We worked seven days a week, from 7 a.m. until 10 p.m., taking time off only to eat. Eventually, the unit became so efficient that we could complete 50 vehicles every day.

On July 25 we witnessed the 2,500-plane raid on German positions beyond St. Lô, the beginning of Operation Cobra in which nearly 4,200 tons of bombs were dropped. Later that same day, an American fighter plane accidentally dropped a 250-pound fragmentation bomb right in the middle of our working area. Luckily, it failed to explode and buried itself 15 feet into the ground.

In November 1944, the company finished its work in France and moved its operations to Lake Hofstade, Belgium. At Lake Hofstade we were the first to occupy what was called Depot 0-654, formerly a beautiful summer resort. These were the best accommodations we’d had since leaving the States. The only discomfort was the never-ending stream of buzz bombs that passed overhead each night during the blitz of Antwerp. Although some fell short of their targets, there were no casualties in our unit.

Our first job was to unload a ship full of vehicles in Antwerp. The ship had been waiting 54 days in the Firth of Clyde for the port to be cleaned up and reopened. We saw many horrible sights as a result of rockets that had fallen on crowded streets. Several civilians had been blown to pieces. Once we unloaded the vehicles, we convoyed them to Depot 0-654. From there we conveyed them to where they were needed most.

A month after our arrival at Lake Hofstade—and a day before the start of the Ardennes offensive—we began unloading supplies and equipment headed for Antwerp, and we remained busy until the end of the Battle of the Bulge.

After the battle, between January 1945 and April 1945, the 148th spot-assembled buildings, trailers, trucks and weapon carriers. The armies were advancing more rapidly now and vehicles were in great demand. We started convoying around March 22, and eventually delivered vehicles to the First, Third, Seventh, Ninth and Fifteenth armies.

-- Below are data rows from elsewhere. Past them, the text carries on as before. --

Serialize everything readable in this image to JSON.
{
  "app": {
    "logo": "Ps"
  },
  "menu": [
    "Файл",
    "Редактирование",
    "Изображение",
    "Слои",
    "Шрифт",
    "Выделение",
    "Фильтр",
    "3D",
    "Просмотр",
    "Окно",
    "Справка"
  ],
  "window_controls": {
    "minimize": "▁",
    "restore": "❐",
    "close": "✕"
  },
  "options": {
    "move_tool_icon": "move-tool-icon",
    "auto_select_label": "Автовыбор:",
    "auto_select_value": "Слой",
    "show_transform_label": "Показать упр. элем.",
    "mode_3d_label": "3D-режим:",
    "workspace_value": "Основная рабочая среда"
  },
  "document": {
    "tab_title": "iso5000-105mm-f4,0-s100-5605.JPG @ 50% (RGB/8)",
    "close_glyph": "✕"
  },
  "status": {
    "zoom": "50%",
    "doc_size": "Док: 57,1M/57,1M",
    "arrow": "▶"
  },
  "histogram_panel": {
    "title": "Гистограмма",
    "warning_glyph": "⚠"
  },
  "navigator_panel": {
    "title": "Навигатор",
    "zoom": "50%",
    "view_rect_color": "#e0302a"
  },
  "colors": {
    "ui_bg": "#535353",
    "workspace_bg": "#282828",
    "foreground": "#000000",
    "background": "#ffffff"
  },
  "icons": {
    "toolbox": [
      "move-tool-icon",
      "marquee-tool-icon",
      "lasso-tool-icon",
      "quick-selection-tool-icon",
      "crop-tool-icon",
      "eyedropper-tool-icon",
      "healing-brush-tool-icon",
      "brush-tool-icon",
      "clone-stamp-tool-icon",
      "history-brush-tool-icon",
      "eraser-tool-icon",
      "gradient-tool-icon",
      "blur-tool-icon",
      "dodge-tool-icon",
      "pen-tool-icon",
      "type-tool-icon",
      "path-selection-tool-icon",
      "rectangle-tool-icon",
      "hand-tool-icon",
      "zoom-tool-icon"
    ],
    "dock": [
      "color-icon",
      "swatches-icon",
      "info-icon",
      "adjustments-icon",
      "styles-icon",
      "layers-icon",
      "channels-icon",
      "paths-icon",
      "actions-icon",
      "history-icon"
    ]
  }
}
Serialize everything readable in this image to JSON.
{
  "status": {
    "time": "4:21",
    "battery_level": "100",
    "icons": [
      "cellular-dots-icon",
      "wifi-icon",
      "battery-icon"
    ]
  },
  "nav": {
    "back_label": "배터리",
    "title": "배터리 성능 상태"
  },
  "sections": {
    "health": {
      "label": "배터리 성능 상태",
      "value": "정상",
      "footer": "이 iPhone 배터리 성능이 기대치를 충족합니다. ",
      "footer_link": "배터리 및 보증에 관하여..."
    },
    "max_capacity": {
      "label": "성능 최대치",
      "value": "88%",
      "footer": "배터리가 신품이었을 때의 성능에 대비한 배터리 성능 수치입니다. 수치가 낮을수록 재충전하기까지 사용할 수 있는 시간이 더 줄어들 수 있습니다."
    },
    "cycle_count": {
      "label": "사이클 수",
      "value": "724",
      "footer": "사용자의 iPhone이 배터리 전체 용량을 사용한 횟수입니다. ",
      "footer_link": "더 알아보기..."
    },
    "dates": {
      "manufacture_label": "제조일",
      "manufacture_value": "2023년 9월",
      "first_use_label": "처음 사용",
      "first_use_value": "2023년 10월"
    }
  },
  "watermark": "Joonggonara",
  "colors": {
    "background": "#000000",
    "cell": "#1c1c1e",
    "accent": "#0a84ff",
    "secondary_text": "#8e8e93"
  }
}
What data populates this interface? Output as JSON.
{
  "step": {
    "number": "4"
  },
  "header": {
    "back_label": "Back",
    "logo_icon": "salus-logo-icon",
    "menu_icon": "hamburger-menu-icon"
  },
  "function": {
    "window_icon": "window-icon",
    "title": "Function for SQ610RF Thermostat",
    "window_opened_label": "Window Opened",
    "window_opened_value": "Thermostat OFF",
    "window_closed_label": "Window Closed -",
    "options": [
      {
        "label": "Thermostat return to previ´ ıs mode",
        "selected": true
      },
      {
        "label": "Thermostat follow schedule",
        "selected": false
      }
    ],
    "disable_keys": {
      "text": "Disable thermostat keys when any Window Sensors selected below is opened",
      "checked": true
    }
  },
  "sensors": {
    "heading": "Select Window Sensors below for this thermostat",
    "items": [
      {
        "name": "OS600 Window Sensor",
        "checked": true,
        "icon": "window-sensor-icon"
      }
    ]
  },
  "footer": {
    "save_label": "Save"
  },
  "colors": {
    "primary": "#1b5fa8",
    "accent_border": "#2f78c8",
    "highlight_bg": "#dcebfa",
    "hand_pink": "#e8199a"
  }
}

Originally published in the February 2007 issue of World War II Magazine. To subscribe, click here.